A domestic permanent establishment is a branch or subsidiary of the foreign company as a whole, which is set up as a place of business but is dependent on the head office abroad. They constitute a dependent branch, which may not have a company name different from that of the head office. The permanent establishment carries out auxiliary business activities that serves to prepare, arrange or execute the main business of the foreign enterprise. There is no entry in the commercial register. However, each operating site must be registered with the responsible consumer protection office.
The term "representative office", which is occasionally used by foreign companies, does not exist in the German trade or commercial law and is an undefined legal term. Either the office of the foreign company in Germany itself is commercially active as part of its own organization, in which case it is a permanent establishment. This must be registered under trade law. Or an office is opened which is managed by an external and appropriately commissioned independent tradesman (for example, a commercial agent). In this case, there is no independent commercial activity of the foreign company in Germany.
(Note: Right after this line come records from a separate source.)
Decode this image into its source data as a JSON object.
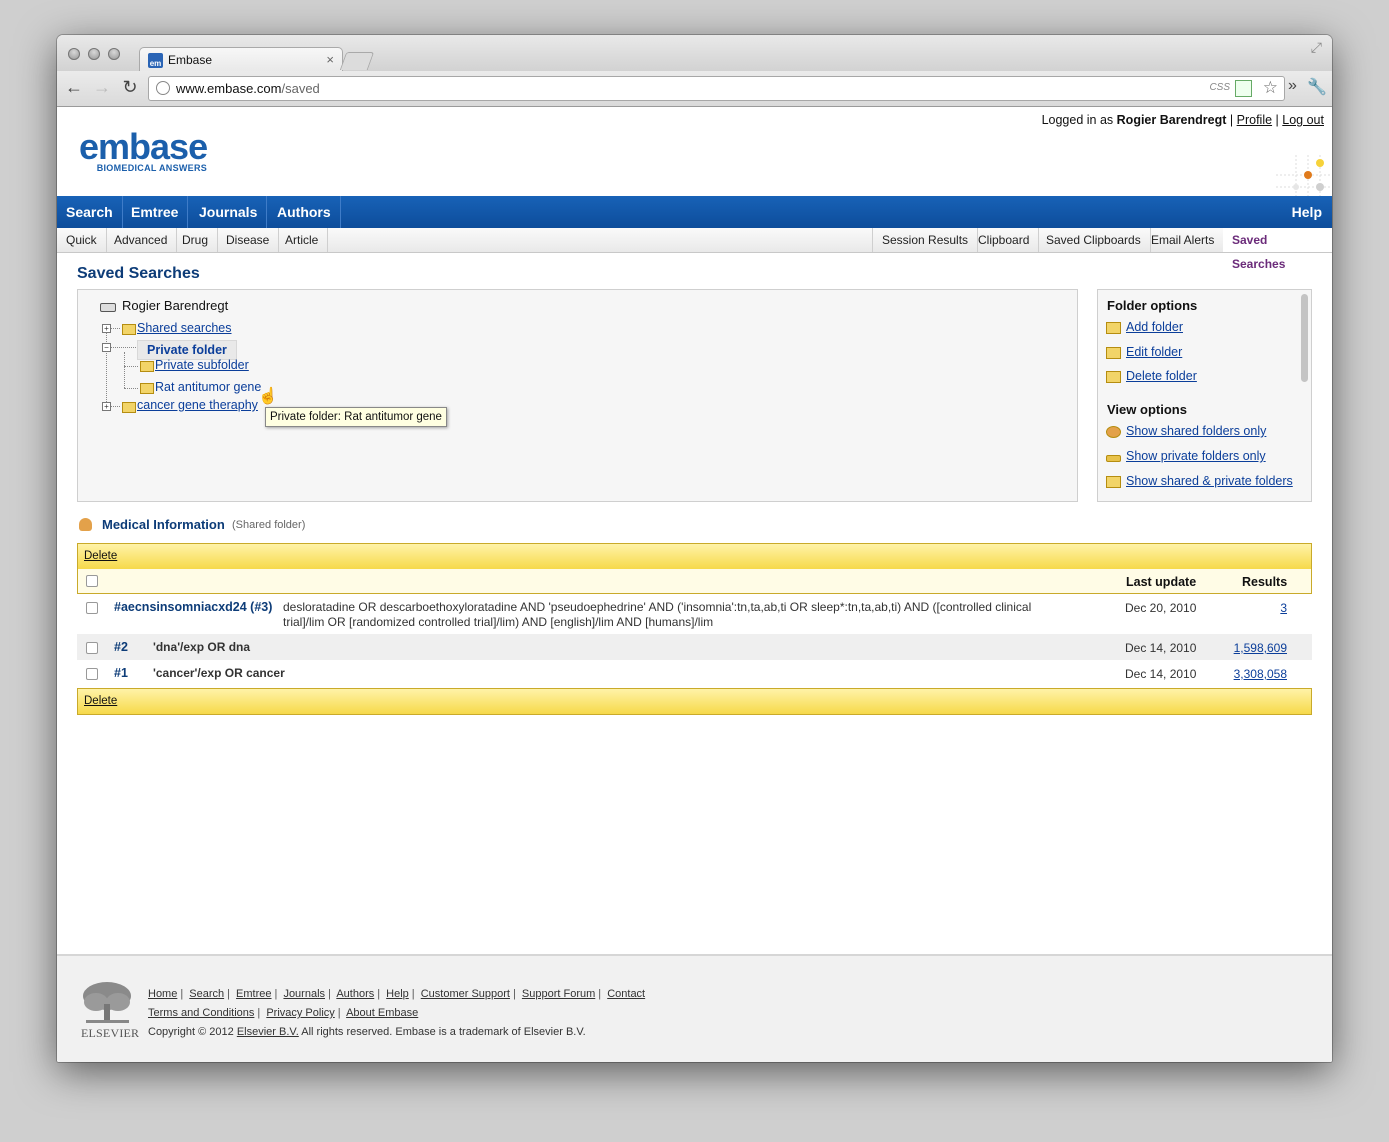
{
  "browser": {
    "tab_title": "Embase",
    "tab_favicon_text": "em",
    "url_host": "www.embase.com",
    "url_path": "/saved",
    "css_label": "CSS"
  },
  "header": {
    "logged_in_prefix": "Logged in as",
    "user_name": "Rogier Barendregt",
    "sep": "|",
    "profile": "Profile",
    "logout": "Log out",
    "logo_word": "embase",
    "logo_tagline": "BIOMEDICAL ANSWERS"
  },
  "main_nav": {
    "items": [
      "Search",
      "Emtree",
      "Journals",
      "Authors"
    ],
    "help": "Help"
  },
  "sub_nav": {
    "left": [
      "Quick",
      "Advanced",
      "Drug",
      "Disease",
      "Article"
    ],
    "right": [
      "Session Results",
      "Clipboard",
      "Saved Clipboards",
      "Email Alerts",
      "Saved Searches"
    ],
    "active": "Saved Searches"
  },
  "page_title": "Saved Searches",
  "tree": {
    "root": "Rogier Barendregt",
    "nodes": {
      "shared": "Shared searches",
      "private": "Private folder",
      "private_sub": "Private subfolder",
      "rat": "Rat antitumor gene",
      "cancer": "cancer gene theraphy"
    },
    "tooltip": "Private folder: Rat antitumor gene"
  },
  "folder_options": {
    "title": "Folder options",
    "add": "Add folder",
    "edit": "Edit folder",
    "delete": "Delete folder"
  },
  "view_options": {
    "title": "View options",
    "shared": "Show shared folders only",
    "private": "Show private folders only",
    "both": "Show shared & private folders"
  },
  "results": {
    "folder_title": "Medical Information",
    "folder_type": "(Shared folder)",
    "delete_label": "Delete",
    "col_last_update": "Last update",
    "col_results": "Results",
    "rows": [
      {
        "id": "#aecnsinsomniacxd24 (#3)",
        "query_line1": "desloratadine OR descarboethoxyloratadine AND 'pseudoephedrine' AND ('insomnia':tn,ta,ab,ti OR sleep*:tn,ta,ab,ti) AND ([controlled clinical",
        "query_line2": "trial]/lim OR [randomized controlled trial]/lim) AND [english]/lim AND [humans]/lim",
        "date": "Dec 20, 2010",
        "results": "3"
      },
      {
        "id": "#2",
        "query_line1": "'dna'/exp OR dna",
        "date": "Dec 14, 2010",
        "results": "1,598,609"
      },
      {
        "id": "#1",
        "query_line1": "'cancer'/exp OR cancer",
        "date": "Dec 14, 2010",
        "results": "3,308,058"
      }
    ]
  },
  "footer": {
    "publisher": "ELSEVIER",
    "links1": [
      "Home",
      "Search",
      "Emtree",
      "Journals",
      "Authors",
      "Help",
      "Customer Support",
      "Support Forum",
      "Contact"
    ],
    "links2": [
      "Terms and Conditions",
      "Privacy Policy",
      "About Embase"
    ],
    "copyright_prefix": "Copyright © 2012",
    "copyright_link": "Elsevier B.V.",
    "copyright_suffix": "All rights reserved. Embase is a trademark of Elsevier B.V.",
    "sep": "|"
  },
  "icons": {
    "folder": "folder-icon",
    "shared_users": "users-icon",
    "key": "key-icon",
    "drive": "drive-icon"
  },
  "colors": {
    "nav_blue": "#0d4d9b",
    "link_blue": "#0b3e9a",
    "title_navy": "#0d3c78",
    "active_tab_purple": "#6b2b7a",
    "delete_bar_yellow": "#f6d94a"
  }
}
Read the article by Julia Tytko - HERE.
More than 55,000 foreign companies are currently operating in Germany, employing about three million people.
The labor market in Germany is comparatively flexible, but the high standard of employee protection sets limitations. While Germany’s highly qualified labor force offers foreign employers good conditions for recruitment and employment, this high standard is also expensive. Generous remuneration and the additional social security contributions amount to relatively high employment costs.
The S·K· Guide to Employment and Labor in Germany gives a useful overview on the labor law and on what needs to be considered when starting a employment relation in Germany, also with regard to the employment regulations in Germany, the labor costs and payroll procedure. By providing general background information, this booklet will serve as reference guide.
Employment Law - High Standards of Protection
I. Content and form
III. Termination of Employment Relationship
Employment of foreign workers
II. Wages and Salaries
III. Social Security Contributions
IV. Total Personnel Costs (Example Calculation)
I. Employer based in Germany
II. Employer based outside of Germany
a. German Labor Law
b. Wage Tax Perspective
c. Social Security Perspective
d. Permanent Establishment Issue
III. Assignment of employees
IV. A1 Certificate
Our booklet can be found here for download.